Browse BCS history, that's what. As noted in a FanPost, the conference commissioners met this week to discuss the possibility of playoffs and voted - perhaps predictably - to continue with the current BCS format, at least through 2014. As quickly found out, the commissioners are not exactly in step with the overwhelming majority of fan preference:


If only we had a consensus...


According to's Mark Schlabach, only the ACC and SEC commissioners were interested in discussing a playoff, with the remaining four conference commissioners and Notre Dame Athletic Director Kevin White flatly rejecting the idea - be it a multi-team playoff or a plus-one system.

That story sent me to the BCS wiki page to look at how each conference has fared since the BCS was implemented. With some basic accounting, I was able to sort out some quick and dirty performance metrics for each conference over the BCS' 10-year history:

Conference At-Large Berths Title Game Appearances National Titles Record in BCS Games
Big 10 7 3 1 8-9
ACC 0 3 1 1-9
Big 12 41 5 2 6-8
SEC 5 4 4 11-4
Big East 0 3 1 6-4
Pac 10 2 2 1 8-4
ND 3 0 0 0-3
Non-BCS 3 0 0 2-1

1The Big 12 has twice sent a team that didn't win the conference championship game (Nebraska 2001, OU 2003) to the BCS Title Game, both of whom are counted above as at-large participants. 

Assorted Thoughts

* The ACC, not Big  East, is the redheaded stepchild of the BCS. Even taking away Miami's 2-1 record as a member of the Big East, the conference has comfortably outperformed the woeful ACC. Florida State (lost '98 title game, won '99 title) was strong in the BCS' formative years, but as it has faded to mediocrity, so has the conference.

* For what it's worth: At-large BCS teams are 12-8 in BCS games.

* Both the Big 10 and Big 12 have garnered more bids, but it's the SEC that has performed best in the big money bowls thus far. Sample size caveats apply, but a .733 win percentage and 4 national titles in 5 as many tries ain't shabby.

* Notre Dame is bad at football.

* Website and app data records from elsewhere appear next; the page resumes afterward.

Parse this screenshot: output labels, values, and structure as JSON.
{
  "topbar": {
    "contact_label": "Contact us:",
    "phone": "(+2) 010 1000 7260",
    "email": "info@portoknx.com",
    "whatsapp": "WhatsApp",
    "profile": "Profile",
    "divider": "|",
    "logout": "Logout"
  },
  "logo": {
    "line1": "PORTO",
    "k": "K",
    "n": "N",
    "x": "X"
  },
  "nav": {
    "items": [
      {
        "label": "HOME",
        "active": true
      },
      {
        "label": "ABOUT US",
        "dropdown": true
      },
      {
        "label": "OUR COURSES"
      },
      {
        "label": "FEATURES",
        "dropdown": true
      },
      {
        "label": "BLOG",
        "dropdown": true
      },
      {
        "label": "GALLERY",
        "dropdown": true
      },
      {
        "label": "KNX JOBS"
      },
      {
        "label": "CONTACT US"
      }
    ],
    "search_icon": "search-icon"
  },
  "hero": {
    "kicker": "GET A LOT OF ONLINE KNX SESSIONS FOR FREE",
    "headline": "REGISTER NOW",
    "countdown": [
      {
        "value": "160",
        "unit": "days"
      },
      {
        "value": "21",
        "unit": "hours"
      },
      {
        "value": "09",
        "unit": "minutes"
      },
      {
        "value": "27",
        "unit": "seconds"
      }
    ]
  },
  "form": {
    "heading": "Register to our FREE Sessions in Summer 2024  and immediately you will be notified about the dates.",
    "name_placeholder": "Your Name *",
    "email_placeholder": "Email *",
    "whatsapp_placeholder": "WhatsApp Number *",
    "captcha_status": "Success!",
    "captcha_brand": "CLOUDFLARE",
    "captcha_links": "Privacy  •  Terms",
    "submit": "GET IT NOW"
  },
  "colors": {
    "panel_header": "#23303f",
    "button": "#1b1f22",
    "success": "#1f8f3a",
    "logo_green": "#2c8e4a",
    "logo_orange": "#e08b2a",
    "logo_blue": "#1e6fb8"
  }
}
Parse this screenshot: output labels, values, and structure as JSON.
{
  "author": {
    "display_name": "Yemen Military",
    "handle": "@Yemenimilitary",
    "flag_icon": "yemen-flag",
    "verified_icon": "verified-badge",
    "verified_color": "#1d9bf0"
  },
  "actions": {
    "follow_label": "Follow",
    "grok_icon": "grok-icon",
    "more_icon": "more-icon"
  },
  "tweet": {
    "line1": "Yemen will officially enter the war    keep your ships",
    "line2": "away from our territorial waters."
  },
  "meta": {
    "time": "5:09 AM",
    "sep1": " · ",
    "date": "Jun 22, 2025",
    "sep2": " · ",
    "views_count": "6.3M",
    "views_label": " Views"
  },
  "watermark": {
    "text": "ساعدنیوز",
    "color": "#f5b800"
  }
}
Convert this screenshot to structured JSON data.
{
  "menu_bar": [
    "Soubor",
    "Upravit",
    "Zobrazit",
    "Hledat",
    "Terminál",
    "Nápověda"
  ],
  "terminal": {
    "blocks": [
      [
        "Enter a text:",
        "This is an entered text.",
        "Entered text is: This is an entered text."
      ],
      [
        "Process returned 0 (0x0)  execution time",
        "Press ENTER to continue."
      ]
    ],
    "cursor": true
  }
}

But good at optimism.

* Three teams - Utah, Boise State, and Hawaii - have clawed their way into a BCS game, with the Utes and Broncos picking up wins. At the risk of wading too deeply into meta waters, this is one reason why I like the idea of a playoff. There's enough parity in college football that it's silly to crown two teams the best of a given year and limit the ultimate prize to them and them alone. Boise State's ceiling? A trophy filled with Tostitos dipping chips. Meh.

* Without question, television contracts have an enormous role in all this. A proper review of the situation would look at the current deals in place, their expiration, and whether the conferences and broadcasters stood to make more money from a playoff system. Among all the variables, this one's probably dispositive.

* As always, there's probably a lot more to learn with a more robust look at all the available data. In an alternate universe where I actually had enough free time, I'd want to know:

  1. Profiles of at-large teams. How did they earn their bids? What was their non-conference strength of schedule? How strong was their conference?
  2. Profiles of national title participants. How strong was the field of suitors for the berth? How many teams might we reasonable argue were unjustly excluded from a shot at title glory?
  3. What correlation exists between preseason ranking and likelihood of BCS bowl participation? Between preseason ranking and national title game participation?
  4. Do the make-up, intra-conference scheduling policies, or existence of a conference championship game have any bearing on likelihood of BCS participation?

Though we rarely, if ever, get it from mainstream reporting on the topic, there's a substantive discussion to be had about these types of questions. Ironically, a day after this nonsense, I'm happy to say that the discussion is alive and well on, yes, the interwebs. Those damn radical kids...